The B.C. NDP says the death of a 19-year-old girl could have been prevented if the province had implemented all the recommendations from a recent report. 

Patricia "Indigo" Evoy was found dead in a Burnaby, B.C., apartment March 10. She is the third aboriginal youth to die while receiving help from the B.C. Ministry of Children and Family Development in as many years. 

NDP MLA Doug Donaldson says Evoy met a similar end to a young woman known only as "Paige," whose death led to an investigation and six recommendations.

Patricia Lee 'Indigo' Evoy

Patricia Lee 'Indigo' Evoy died March 10, 2016 in an apartment in Burnaby, B.C. (Baron Cameron/Culture Thug Photography)

Paige, a 19-year-old aboriginal woman who was legally blind, died after a childhood spent on Vancouver's Downtown Eastside, exposed to constant violence and neglect.

Donaldson says the B.C. government has been too slow to put in place all the recommendations from the Paige Report issued by the province's Representative for Children and Youth. 

'Programs do exist': minister

Children and Family Development Minister Stephanie Cadieux says she can't speak to the specifics of Evoy's case, but supports are in place even when people age out when they turn 19.

"A lot of programs do exist, but it's about making sure the youth involved access the programs," she said. 

One of the recommendations that was put in place was a rapid response team, which became operational last October. But Donaldson questioned whether the team was deployed to help Evoy.

"Where was the rapid response team in this situation? Were they involved? Those are the type of questions the minister can answer without breaching privacy," Donaldson said. 
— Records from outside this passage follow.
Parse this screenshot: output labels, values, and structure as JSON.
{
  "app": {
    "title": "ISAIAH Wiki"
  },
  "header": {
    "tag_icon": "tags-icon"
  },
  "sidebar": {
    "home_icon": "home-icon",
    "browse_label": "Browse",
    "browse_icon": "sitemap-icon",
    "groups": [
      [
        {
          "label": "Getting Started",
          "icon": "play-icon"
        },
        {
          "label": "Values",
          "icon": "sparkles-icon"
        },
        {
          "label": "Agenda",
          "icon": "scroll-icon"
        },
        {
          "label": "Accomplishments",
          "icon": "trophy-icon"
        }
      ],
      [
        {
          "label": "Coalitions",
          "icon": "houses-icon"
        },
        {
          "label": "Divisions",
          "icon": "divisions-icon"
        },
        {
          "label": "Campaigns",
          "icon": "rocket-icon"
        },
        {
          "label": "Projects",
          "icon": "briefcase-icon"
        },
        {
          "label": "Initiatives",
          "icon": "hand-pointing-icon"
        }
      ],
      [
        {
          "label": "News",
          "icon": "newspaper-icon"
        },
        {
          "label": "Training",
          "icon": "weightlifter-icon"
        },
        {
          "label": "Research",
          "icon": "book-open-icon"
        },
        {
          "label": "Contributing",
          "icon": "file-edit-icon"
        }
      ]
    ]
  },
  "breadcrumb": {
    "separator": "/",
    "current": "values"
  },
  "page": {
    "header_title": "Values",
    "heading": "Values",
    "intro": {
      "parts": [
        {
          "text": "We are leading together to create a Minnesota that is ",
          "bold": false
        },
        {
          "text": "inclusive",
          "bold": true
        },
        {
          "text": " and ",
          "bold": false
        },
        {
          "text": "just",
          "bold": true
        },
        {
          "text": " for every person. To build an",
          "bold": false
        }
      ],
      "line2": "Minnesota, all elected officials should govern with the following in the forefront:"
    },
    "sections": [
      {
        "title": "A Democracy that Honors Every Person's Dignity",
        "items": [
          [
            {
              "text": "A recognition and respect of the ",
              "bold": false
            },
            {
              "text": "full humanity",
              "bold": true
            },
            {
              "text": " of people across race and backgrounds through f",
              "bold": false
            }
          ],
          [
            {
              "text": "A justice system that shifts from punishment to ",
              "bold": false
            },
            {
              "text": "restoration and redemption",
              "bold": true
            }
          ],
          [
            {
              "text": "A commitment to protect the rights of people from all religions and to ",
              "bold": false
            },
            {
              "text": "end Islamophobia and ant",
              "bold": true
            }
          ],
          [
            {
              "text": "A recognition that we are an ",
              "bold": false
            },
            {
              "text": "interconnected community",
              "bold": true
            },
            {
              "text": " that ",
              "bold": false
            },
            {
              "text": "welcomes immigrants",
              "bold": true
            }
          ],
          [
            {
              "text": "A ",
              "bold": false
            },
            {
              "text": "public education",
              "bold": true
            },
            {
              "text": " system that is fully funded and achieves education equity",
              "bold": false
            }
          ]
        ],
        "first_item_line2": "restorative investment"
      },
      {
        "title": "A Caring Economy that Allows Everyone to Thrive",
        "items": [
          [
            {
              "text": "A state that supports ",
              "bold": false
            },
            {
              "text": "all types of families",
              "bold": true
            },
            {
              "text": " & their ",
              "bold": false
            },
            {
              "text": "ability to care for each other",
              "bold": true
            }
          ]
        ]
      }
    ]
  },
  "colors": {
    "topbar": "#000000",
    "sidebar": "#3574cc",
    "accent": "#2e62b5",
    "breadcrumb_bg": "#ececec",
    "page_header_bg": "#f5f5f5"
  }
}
Cadieux says the government plans to implement all of the Paige report recommendations.

With files from Richard Zussman